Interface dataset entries
↓↓↓

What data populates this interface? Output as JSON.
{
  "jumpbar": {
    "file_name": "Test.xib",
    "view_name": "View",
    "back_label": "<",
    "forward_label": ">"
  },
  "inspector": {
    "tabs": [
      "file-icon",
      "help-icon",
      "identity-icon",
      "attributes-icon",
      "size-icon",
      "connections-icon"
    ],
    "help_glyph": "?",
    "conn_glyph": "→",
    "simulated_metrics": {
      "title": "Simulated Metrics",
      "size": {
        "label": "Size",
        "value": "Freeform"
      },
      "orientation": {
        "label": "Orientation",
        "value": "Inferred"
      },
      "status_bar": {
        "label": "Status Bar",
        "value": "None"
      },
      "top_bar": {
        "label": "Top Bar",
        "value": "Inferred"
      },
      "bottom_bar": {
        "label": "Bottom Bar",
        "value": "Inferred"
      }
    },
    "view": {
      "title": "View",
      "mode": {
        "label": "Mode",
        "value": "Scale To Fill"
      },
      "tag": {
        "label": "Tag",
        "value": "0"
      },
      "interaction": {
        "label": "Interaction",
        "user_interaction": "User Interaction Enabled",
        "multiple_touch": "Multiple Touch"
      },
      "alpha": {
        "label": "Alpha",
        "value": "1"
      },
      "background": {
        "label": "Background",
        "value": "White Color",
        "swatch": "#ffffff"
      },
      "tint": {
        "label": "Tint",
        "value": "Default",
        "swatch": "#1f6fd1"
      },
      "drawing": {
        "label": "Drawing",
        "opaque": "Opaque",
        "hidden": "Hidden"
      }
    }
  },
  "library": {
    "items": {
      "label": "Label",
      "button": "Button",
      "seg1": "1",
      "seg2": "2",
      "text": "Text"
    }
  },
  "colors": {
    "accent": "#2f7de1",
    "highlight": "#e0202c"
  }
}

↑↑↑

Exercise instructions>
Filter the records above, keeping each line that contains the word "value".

Task result>
        "value": "Freeform"
        "value": "Inferred"
        "value": "None"
        "value": "Inferred"
        "value": "Inferred"
        "value": "Scale To Fill"
        "value": "0"
        "value": "1"
        "value": "White Color",
        "value": "Default",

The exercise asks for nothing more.